■ **Try it**
Could you restate all of the entries, word for word?

──────── Data records

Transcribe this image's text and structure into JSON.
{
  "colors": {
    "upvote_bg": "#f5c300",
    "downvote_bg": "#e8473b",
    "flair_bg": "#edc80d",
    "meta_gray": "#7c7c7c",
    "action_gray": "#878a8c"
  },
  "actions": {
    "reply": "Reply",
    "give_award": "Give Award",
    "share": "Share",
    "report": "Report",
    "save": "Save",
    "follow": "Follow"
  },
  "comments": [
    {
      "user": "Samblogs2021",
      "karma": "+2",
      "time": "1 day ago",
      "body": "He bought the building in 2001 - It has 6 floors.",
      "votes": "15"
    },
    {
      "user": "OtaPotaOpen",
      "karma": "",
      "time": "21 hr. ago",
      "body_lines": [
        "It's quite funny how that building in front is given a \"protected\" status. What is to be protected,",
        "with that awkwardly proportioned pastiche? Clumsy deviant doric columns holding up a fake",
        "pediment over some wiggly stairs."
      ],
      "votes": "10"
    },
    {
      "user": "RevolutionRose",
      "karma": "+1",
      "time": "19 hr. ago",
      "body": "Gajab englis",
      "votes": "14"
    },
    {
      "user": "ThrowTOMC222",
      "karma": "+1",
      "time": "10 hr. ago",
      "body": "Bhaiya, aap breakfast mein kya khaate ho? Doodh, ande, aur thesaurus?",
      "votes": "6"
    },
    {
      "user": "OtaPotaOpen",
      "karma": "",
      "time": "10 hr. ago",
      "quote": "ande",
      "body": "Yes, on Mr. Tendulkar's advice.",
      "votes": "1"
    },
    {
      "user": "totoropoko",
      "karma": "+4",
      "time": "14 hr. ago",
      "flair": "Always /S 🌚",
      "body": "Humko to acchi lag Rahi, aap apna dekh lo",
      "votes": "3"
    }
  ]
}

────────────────

■ **Reply**
Transcribe this image's text and structure into JSON.
{
  "colors": {
    "upvote_bg": "#f5c300",
    "downvote_bg": "#e8473b",
    "flair_bg": "#edc80d",
    "meta_gray": "#7c7c7c",
    "action_gray": "#878a8c"
  },
  "actions": {
    "reply": "Reply",
    "give_award": "Give Award",
    "share": "Share",
    "report": "Report",
    "save": "Save",
    "follow": "Follow"
  },
  "comments": [
    {
      "user": "Samblogs2021",
      "karma": "+2",
      "time": "1 day ago",
      "body": "He bought the building in 2001 - It has 6 floors.",
      "votes": "15"
    },
    {
      "user": "OtaPotaOpen",
      "karma": "",
      "time": "21 hr. ago",
      "body_lines": [
        "It's quite funny how that building in front is given a \"protected\" status. What is to be protected,",
        "with that awkwardly proportioned pastiche? Clumsy deviant doric columns holding up a fake",
        "pediment over some wiggly stairs."
      ],
      "votes": "10"
    },
    {
      "user": "RevolutionRose",
      "karma": "+1",
      "time": "19 hr. ago",
      "body": "Gajab englis",
      "votes": "14"
    },
    {
      "user": "ThrowTOMC222",
      "karma": "+1",
      "time": "10 hr. ago",
      "body": "Bhaiya, aap breakfast mein kya khaate ho? Doodh, ande, aur thesaurus?",
      "votes": "6"
    },
    {
      "user": "OtaPotaOpen",
      "karma": "",
      "time": "10 hr. ago",
      "quote": "ande",
      "body": "Yes, on Mr. Tendulkar's advice.",
      "votes": "1"
    },
    {
      "user": "totoropoko",
      "karma": "+4",
      "time": "14 hr. ago",
      "flair": "Always /S 🌚",
      "body": "Humko to acchi lag Rahi, aap apna dekh lo",
      "votes": "3"
    }
  ]
}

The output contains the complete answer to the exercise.